Investment inflows into Qatar exceeded outflows even as the Gulf nation grappled with diplomatic isolation by its neighbors, its central bank governor Abdullah Saud Al-Thani told CNBC in a Sunday interview.
Al-Thani said a "not very significant" amount of less than $6 billion left Qatar over the last month, mostly moved out by non-residents on the first and second day of the crisis. But that level is not too different from those observed before the regional dispute, the central banker said.
"Some of them went as foreign currencies, (it) is normal as it was … We haven't seen a very significant amount drawn from our reserves, and we are satisfied that it is a normal amount of money (that) has been drawn in the last month almost," he said.

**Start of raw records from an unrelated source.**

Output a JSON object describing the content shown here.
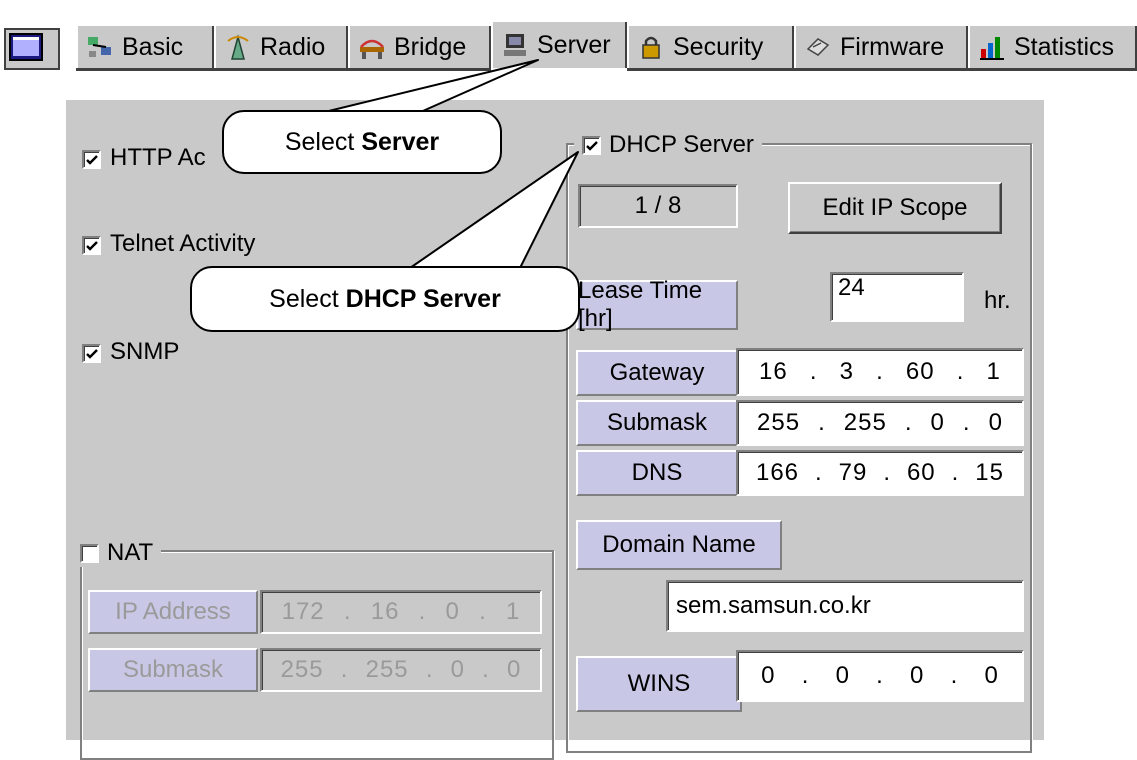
{
  "tabs": [
    {
      "label": "Basic",
      "icon": "network-map-icon"
    },
    {
      "label": "Radio",
      "icon": "radio-tower-icon"
    },
    {
      "label": "Bridge",
      "icon": "bridge-icon"
    },
    {
      "label": "Server",
      "icon": "server-computer-icon",
      "selected": true
    },
    {
      "label": "Security",
      "icon": "security-padlock-icon"
    },
    {
      "label": "Firmware",
      "icon": "firmware-chip-icon"
    },
    {
      "label": "Statistics",
      "icon": "bar-chart-icon"
    }
  ],
  "left": {
    "http_label": "HTTP Ac",
    "http_checked": true,
    "telnet_label": "Telnet Activity",
    "telnet_checked": true,
    "snmp_label": "SNMP",
    "snmp_checked": true
  },
  "nat": {
    "title": "NAT",
    "checked": false,
    "ip_label": "IP Address",
    "ip_value": [
      "172",
      "16",
      "0",
      "1"
    ],
    "submask_label": "Submask",
    "submask_value": [
      "255",
      "255",
      "0",
      "0"
    ]
  },
  "dhcp": {
    "title": "DHCP Server",
    "checked": true,
    "scope_count": "1 / 8",
    "edit_scope_button": "Edit IP Scope",
    "lease_label": "Lease Time [hr]",
    "lease_value": "24",
    "lease_unit": "hr.",
    "gateway_label": "Gateway",
    "gateway_value": [
      "16",
      "3",
      "60",
      "1"
    ],
    "submask_label": "Submask",
    "submask_value": [
      "255",
      "255",
      "0",
      "0"
    ],
    "dns_label": "DNS",
    "dns_value": [
      "166",
      "79",
      "60",
      "15"
    ],
    "domain_label": "Domain Name",
    "domain_value": "sem.samsun.co.kr",
    "wins_label": "WINS",
    "wins_value": [
      "0",
      "0",
      "0",
      "0"
    ]
  },
  "callouts": {
    "server_prefix": "Select",
    "server_bold": "Server",
    "dhcp_prefix": "Select",
    "dhcp_bold": "DHCP Server"
  },
  "colors": {
    "panel": "#c9c9c9",
    "label_fill": "#c8c8e6",
    "disabled_text": "#9a9a9a"
  }
}
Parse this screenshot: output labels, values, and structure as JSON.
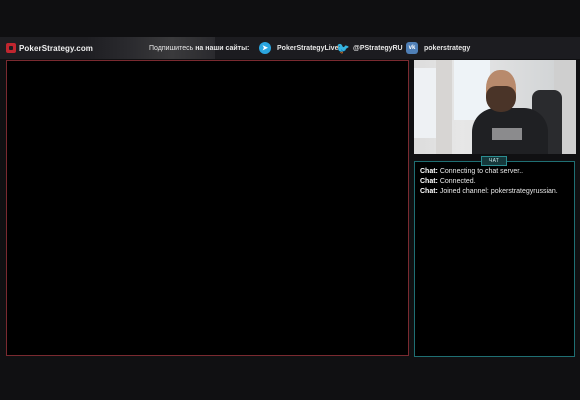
{
  "header": {
    "logo_text": "PokerStrategy.com",
    "subscribe_prefix": "Подпишитесь",
    "subscribe_bold": "на наши сайты:",
    "socials": [
      {
        "icon": "telegram-icon",
        "label": "PokerStrategyLive",
        "color": "#2aa5df"
      },
      {
        "icon": "twitter-icon",
        "label": "@PStrategyRU",
        "color": "#3ea1ec"
      },
      {
        "icon": "vk-icon",
        "label": "pokerstrategy",
        "color": "#4f7fb6"
      }
    ]
  },
  "chat": {
    "tab_label": "ЧАТ",
    "messages": [
      {
        "author": "Chat:",
        "text": "Connecting to chat server.."
      },
      {
        "author": "Chat:",
        "text": "Connected."
      },
      {
        "author": "Chat:",
        "text": "Joined channel: pokerstrategyrussian."
      }
    ]
  },
  "colors": {
    "brand": "#c0262f",
    "main_border": "#7a2a30",
    "chat_border": "#1f6f73"
  }
}
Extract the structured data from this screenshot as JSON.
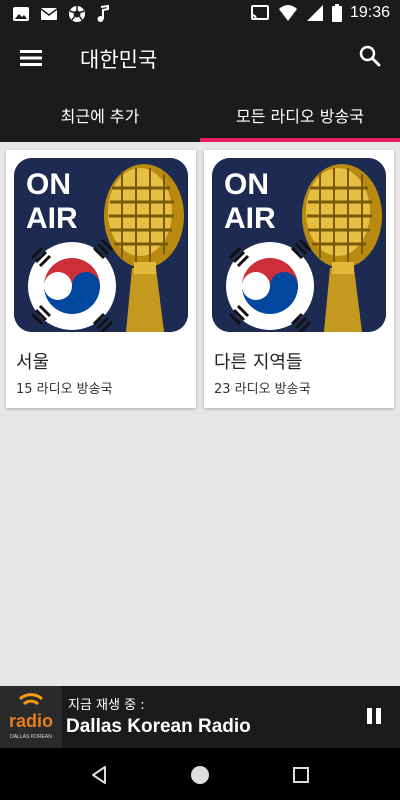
{
  "status_bar": {
    "time": "19:36",
    "icons": [
      "photo-icon",
      "mail-icon",
      "aperture-icon",
      "music-note-icon",
      "cast-icon",
      "wifi-icon",
      "signal-icon",
      "battery-icon"
    ]
  },
  "app_bar": {
    "title": "대한민국",
    "icons": [
      "menu-icon",
      "search-icon"
    ]
  },
  "tabs": [
    {
      "label": "최근에 추가",
      "selected": false
    },
    {
      "label": "모든 라디오 방송국",
      "selected": true
    }
  ],
  "colors": {
    "bar_bg": "#1b1b1b",
    "accent": "#e91e63",
    "content_bg": "#e6e6e6",
    "card_art_bg": "#1d2b52",
    "gold": "#d4a516"
  },
  "cards": [
    {
      "art_text": [
        "ON",
        "AIR"
      ],
      "title": "서울",
      "subtitle": "15 라디오 방송국"
    },
    {
      "art_text": [
        "ON",
        "AIR"
      ],
      "title": "다른 지역들",
      "subtitle": "23 라디오 방송국"
    }
  ],
  "player": {
    "now_playing_label": "지금 재생 중 :",
    "station": "Dallas Korean Radio",
    "logo_text": "radio",
    "logo_subtext": "DALLAS KOREAN",
    "icons": [
      "pause-icon"
    ]
  },
  "nav_bar": {
    "icons": [
      "back-icon",
      "home-icon",
      "recents-icon"
    ]
  }
}
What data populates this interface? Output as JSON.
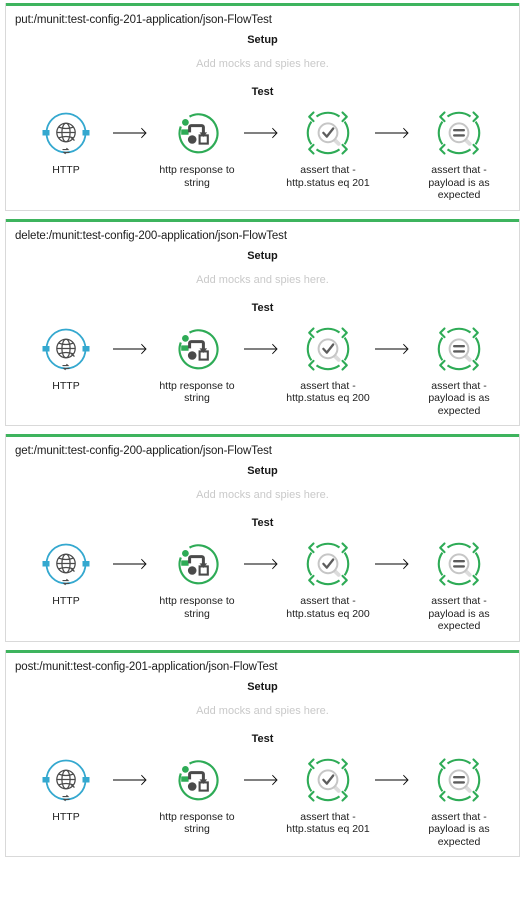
{
  "app": {
    "view_name": "MUnit Test Suite Flows",
    "accent_green": "#3eb45e",
    "http_blue": "#34a8cf",
    "placeholder_gray": "#c9c9c9"
  },
  "labels": {
    "setup": "Setup",
    "test": "Test",
    "mocks_placeholder": "Add mocks and spies here."
  },
  "icons": {
    "http": "http-listener-icon",
    "transform": "transform-message-icon",
    "assert_that": "assert-that-icon",
    "assert_equals": "assert-equals-icon",
    "arrow": "flow-arrow-icon"
  },
  "flows": [
    {
      "title": "put:/munit:test-config-201-application/json-FlowTest",
      "nodes": [
        {
          "label": "HTTP",
          "icon": "http"
        },
        {
          "label": "http response to string",
          "icon": "transform"
        },
        {
          "label": "assert that - http.status eq 201",
          "icon": "assert_that"
        },
        {
          "label": "assert that - payload is as expected",
          "icon": "assert_equals"
        }
      ]
    },
    {
      "title": "delete:/munit:test-config-200-application/json-FlowTest",
      "nodes": [
        {
          "label": "HTTP",
          "icon": "http"
        },
        {
          "label": "http response to string",
          "icon": "transform"
        },
        {
          "label": "assert that - http.status eq 200",
          "icon": "assert_that"
        },
        {
          "label": "assert that - payload is as expected",
          "icon": "assert_equals"
        }
      ]
    },
    {
      "title": "get:/munit:test-config-200-application/json-FlowTest",
      "nodes": [
        {
          "label": "HTTP",
          "icon": "http"
        },
        {
          "label": "http response to string",
          "icon": "transform"
        },
        {
          "label": "assert that - http.status eq 200",
          "icon": "assert_that"
        },
        {
          "label": "assert that - payload is as expected",
          "icon": "assert_equals"
        }
      ]
    },
    {
      "title": "post:/munit:test-config-201-application/json-FlowTest",
      "nodes": [
        {
          "label": "HTTP",
          "icon": "http"
        },
        {
          "label": "http response to string",
          "icon": "transform"
        },
        {
          "label": "assert that - http.status eq 201",
          "icon": "assert_that"
        },
        {
          "label": "assert that - payload is as expected",
          "icon": "assert_equals"
        }
      ]
    }
  ]
}
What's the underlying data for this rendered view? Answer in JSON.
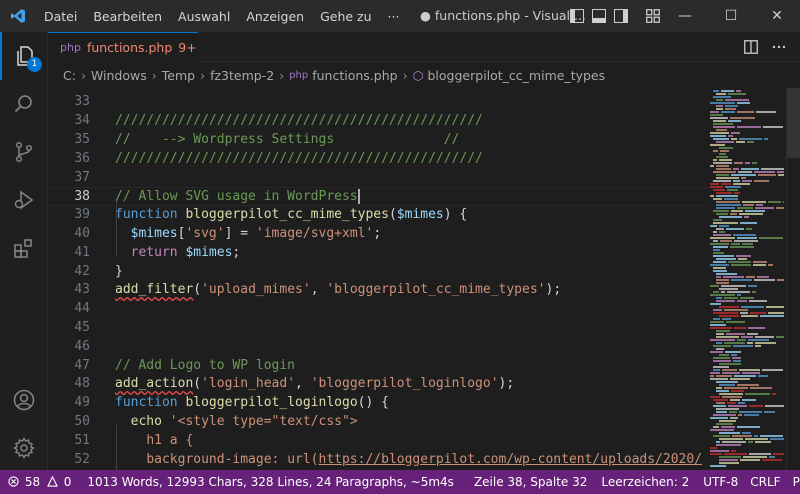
{
  "titlebar": {
    "menu": [
      "Datei",
      "Bearbeiten",
      "Auswahl",
      "Anzeigen",
      "Gehe zu"
    ],
    "more": "···",
    "title": "● functions.php - Visual ...",
    "minimize": "—",
    "maximize": "☐",
    "close": "✕"
  },
  "activity": {
    "explorer_badge": "1"
  },
  "tab": {
    "lang": "php",
    "filename": "functions.php",
    "problems": "9+"
  },
  "breadcrumb": [
    "C:",
    "Windows",
    "Temp",
    "fz3temp-2",
    "functions.php",
    "bloggerpilot_cc_mime_types"
  ],
  "editor": {
    "line_numbers": [
      "33",
      "34",
      "35",
      "36",
      "37",
      "38",
      "39",
      "40",
      "41",
      "42",
      "43",
      "44",
      "45",
      "46",
      "47",
      "48",
      "49",
      "50",
      "51",
      "52"
    ],
    "active_line": "38",
    "lines": {
      "l34": "///////////////////////////////////////////////",
      "l35": "//    --> Wordpress Settings              //",
      "l36": "///////////////////////////////////////////////",
      "l38": "// Allow SVG usage in WordPress",
      "l39_kw": "function",
      "l39_fn": "bloggerpilot_cc_mime_types",
      "l39_p1": "(",
      "l39_var": "$mimes",
      "l39_p2": ") {",
      "l40_var": "$mimes",
      "l40_p1": "[",
      "l40_s1": "'svg'",
      "l40_p2": "] = ",
      "l40_s2": "'image/svg+xml'",
      "l40_p3": ";",
      "l41_kw": "return",
      "l41_var": "$mimes",
      "l41_p": ";",
      "l42": "}",
      "l43_fn": "add_filter",
      "l43_p1": "(",
      "l43_s1": "'upload_mimes'",
      "l43_p2": ", ",
      "l43_s2": "'bloggerpilot_cc_mime_types'",
      "l43_p3": ");",
      "l47": "// Add Logo to WP login",
      "l48_fn": "add_action",
      "l48_p1": "(",
      "l48_s1": "'login_head'",
      "l48_p2": ", ",
      "l48_s2": "'bloggerpilot_loginlogo'",
      "l48_p3": ");",
      "l49_kw": "function",
      "l49_fn": "bloggerpilot_loginlogo",
      "l49_p": "() {",
      "l50_kw": "echo",
      "l50_s": "'<style type=\"text/css\">",
      "l51": "h1 a {",
      "l52_a": "background-image: url(",
      "l52_b": "https://bloggerpilot.com/wp-content/uploads/2020/"
    }
  },
  "status": {
    "errors": "58",
    "warnings": "0",
    "words": "1013 Words, 12993 Chars, 328 Lines, 24 Paragraphs, ~5m4s",
    "position": "Zeile 38, Spalte 32",
    "indent": "Leerzeichen: 2",
    "encoding": "UTF-8",
    "eol": "CRLF",
    "language": "PHP"
  },
  "colors": {
    "status_bar": "#68217a",
    "accent": "#0078d4",
    "editor_bg": "#1e1e1e"
  }
}
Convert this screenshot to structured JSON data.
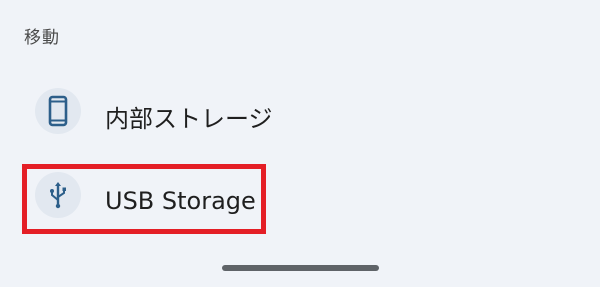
{
  "section": {
    "header": "移動"
  },
  "items": [
    {
      "label": "内部ストレージ",
      "icon": "phone-icon"
    },
    {
      "label": "USB Storage",
      "icon": "usb-icon"
    }
  ],
  "colors": {
    "background": "#f0f3f8",
    "icon_bg": "#e2e8f0",
    "icon_fg": "#2d5f8a",
    "highlight": "#e41e26",
    "home_indicator": "#5f6368"
  }
}
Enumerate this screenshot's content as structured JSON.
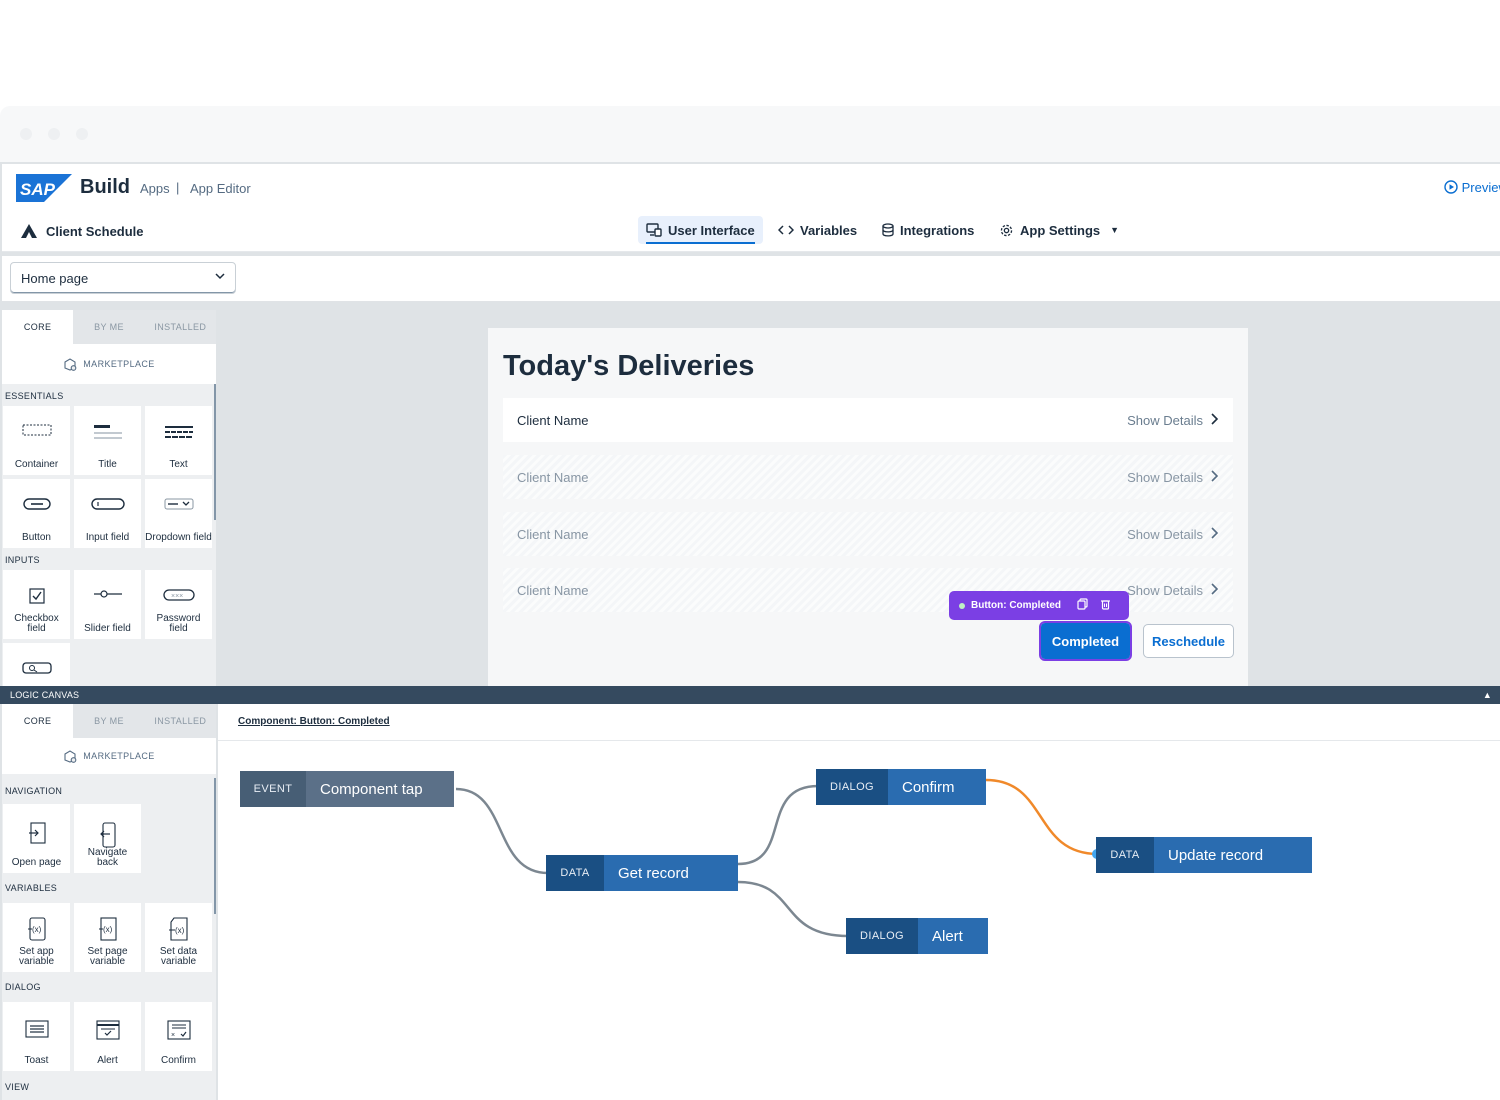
{
  "header": {
    "brand_logo": "SAP",
    "brand_product": "Build",
    "brand_apps": "Apps",
    "brand_separator": "|",
    "brand_editor": "App Editor",
    "preview_label": "Preview",
    "project_name": "Client Schedule",
    "tabs": [
      {
        "label": "User Interface",
        "icon": "ui-monitor-icon",
        "active": true
      },
      {
        "label": "Variables",
        "icon": "code-brackets-icon",
        "active": false
      },
      {
        "label": "Integrations",
        "icon": "database-icon",
        "active": false
      },
      {
        "label": "App Settings",
        "icon": "gear-icon",
        "active": false
      }
    ]
  },
  "page_selector": {
    "value": "Home page"
  },
  "palette_top": {
    "tabs": [
      "CORE",
      "BY ME",
      "INSTALLED"
    ],
    "active_tab": "CORE",
    "marketplace_label": "MARKETPLACE",
    "sections": [
      {
        "title": "ESSENTIALS",
        "items": [
          "Container",
          "Title",
          "Text",
          "Button",
          "Input field",
          "Dropdown field"
        ]
      },
      {
        "title": "INPUTS",
        "items": [
          "Checkbox field",
          "Slider field",
          "Password field"
        ]
      }
    ]
  },
  "screen": {
    "title": "Today's Deliveries",
    "rows": [
      {
        "client": "Client Name",
        "action": "Show Details"
      },
      {
        "client": "Client Name",
        "action": "Show Details"
      },
      {
        "client": "Client Name",
        "action": "Show Details"
      },
      {
        "client": "Client Name",
        "action": "Show Details"
      }
    ],
    "selection_label": "Button: Completed",
    "completed_label": "Completed",
    "reschedule_label": "Reschedule"
  },
  "logic": {
    "bar_label": "LOGIC CANVAS",
    "component_link": "Component: Button: Completed",
    "nodes": {
      "event": {
        "tag": "EVENT",
        "label": "Component tap"
      },
      "get_record": {
        "tag": "DATA",
        "label": "Get record"
      },
      "confirm": {
        "tag": "DIALOG",
        "label": "Confirm"
      },
      "alert": {
        "tag": "DIALOG",
        "label": "Alert"
      },
      "update_record": {
        "tag": "DATA",
        "label": "Update record"
      }
    }
  },
  "palette_bottom": {
    "tabs": [
      "CORE",
      "BY ME",
      "INSTALLED"
    ],
    "active_tab": "CORE",
    "marketplace_label": "MARKETPLACE",
    "sections": [
      {
        "title": "NAVIGATION",
        "items": [
          "Open page",
          "Navigate back"
        ]
      },
      {
        "title": "VARIABLES",
        "items": [
          "Set app variable",
          "Set page variable",
          "Set data variable"
        ]
      },
      {
        "title": "DIALOG",
        "items": [
          "Toast",
          "Alert",
          "Confirm"
        ]
      },
      {
        "title": "VIEW",
        "items": []
      }
    ]
  },
  "colors": {
    "accent": "#0a6ed1",
    "selection": "#7b3fe4",
    "connector_active": "#f0892a"
  }
}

Qatar has denied accusations by its neighbors that it supports terrorism and allies with regional foe Iran. But Saudi Arabia, the United Arab Emirates, Egypt and Bahrain have pressed on, pledging to take new political, economic and legal steps against Qatar.
Since the spat first unfolded in June, the Qatari stock market sunk and the country's currency — the riyal — fluctuated wildly, while ratings agency Moody's downgraded Qatar's sovereign credit to "negative" from "stable."
But Al-Thani downplayed the overall impact of the crisis on the country's economy and financial system. He noted that the country's stock market is attracting more interest from foreign investors.